With an affiliate program, it really pays to work wellwith others. Affiliate programs are normally commission based. When you send a visitor to a site and that visitor makes a purchase, you get a commission (or a percentage of the sale) and the merchant gets the sale. It becomes a win-win for you and the merchant.
Now, if you have a site, one of the things you can do is run a affiliate program from your site or build a site to promote whatever affiliate program you are promoting. If you do not have a site of your own, never fear, because most affiliate programs already have sales pages set up for you to promote. This way, you are not having to do the selling, you are simply sending your visitors to a sales
page that’s already set up.
As with any marketing program, it’s important for you to be careful with the program you choose. The reason why I say this is simply because it’s very tempting to jump on a program that has the highest commission structure. Typically, these types of programs tend to be expensive and if you are just starting out, I wouldn’t recommend jumping on board, due to the fact that you don’t have a list of
folks who’ve already bought from you. The best rule of thumb I’ve ever come across is: “If you can’t afford to buy it, neither can your visitors” (particularly in this economy).
Tips for selecting a affiliate program to work with:
1. An affiliate program which pays out anything less than 25% of the sale isn’t one you want to hook up with. Most do, but be careful you’re not suckered into one that doesn’t. It’s simply not worth the time and effort you’ll be putting into it.
2. You want an affiliate program that gives you the ability to track your statistics, i.e. # of click throughs, sales, and earnings so that you can see what is working for you and what is not.

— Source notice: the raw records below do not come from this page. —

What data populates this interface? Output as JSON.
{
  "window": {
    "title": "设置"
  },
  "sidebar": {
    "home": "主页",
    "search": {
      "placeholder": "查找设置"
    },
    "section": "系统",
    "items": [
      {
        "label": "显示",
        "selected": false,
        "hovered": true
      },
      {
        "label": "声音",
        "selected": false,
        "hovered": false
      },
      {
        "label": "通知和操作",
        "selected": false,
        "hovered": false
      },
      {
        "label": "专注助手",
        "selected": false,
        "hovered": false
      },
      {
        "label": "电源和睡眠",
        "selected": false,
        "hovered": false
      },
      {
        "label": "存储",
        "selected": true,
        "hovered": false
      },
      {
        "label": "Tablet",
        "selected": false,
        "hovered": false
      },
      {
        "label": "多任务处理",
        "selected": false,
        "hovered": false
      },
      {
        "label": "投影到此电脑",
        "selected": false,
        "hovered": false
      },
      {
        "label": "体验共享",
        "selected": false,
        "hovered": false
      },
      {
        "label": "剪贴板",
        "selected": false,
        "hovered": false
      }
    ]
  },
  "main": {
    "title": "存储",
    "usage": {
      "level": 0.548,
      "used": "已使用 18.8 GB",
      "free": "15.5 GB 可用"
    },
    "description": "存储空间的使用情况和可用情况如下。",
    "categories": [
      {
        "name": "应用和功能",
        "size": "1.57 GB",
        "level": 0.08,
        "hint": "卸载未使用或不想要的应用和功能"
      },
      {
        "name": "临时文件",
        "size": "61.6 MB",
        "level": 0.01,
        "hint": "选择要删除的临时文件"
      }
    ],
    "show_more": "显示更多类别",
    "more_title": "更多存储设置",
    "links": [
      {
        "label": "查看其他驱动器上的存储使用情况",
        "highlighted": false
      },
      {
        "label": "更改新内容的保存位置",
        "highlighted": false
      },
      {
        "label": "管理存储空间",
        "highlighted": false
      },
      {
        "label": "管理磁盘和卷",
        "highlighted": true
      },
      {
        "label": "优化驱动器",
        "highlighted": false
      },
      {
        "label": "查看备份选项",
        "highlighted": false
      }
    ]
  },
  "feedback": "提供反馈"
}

3. The program you select must have a wide selection of tools you can use to promote. If you have to build your promotional
tools (banners, text links, and/or graphics), this is a program that’s probably not for you.
4. Be sure to find out how often you’ll be paid, be it monthly, weekly, biweekly or quarterly and make sure the program you
select to promote has a top level support structure in place. You’ll want to make sure that they answer any questions you
may have in a timely manner. If not, then this is not a program you’ll want to get involved in.
All in all, you just want to use some common sense before you commit to an affiliate program. If it appears to be too good to be true, it probably is.
Thanks for reading and I hope this finds you having a great day.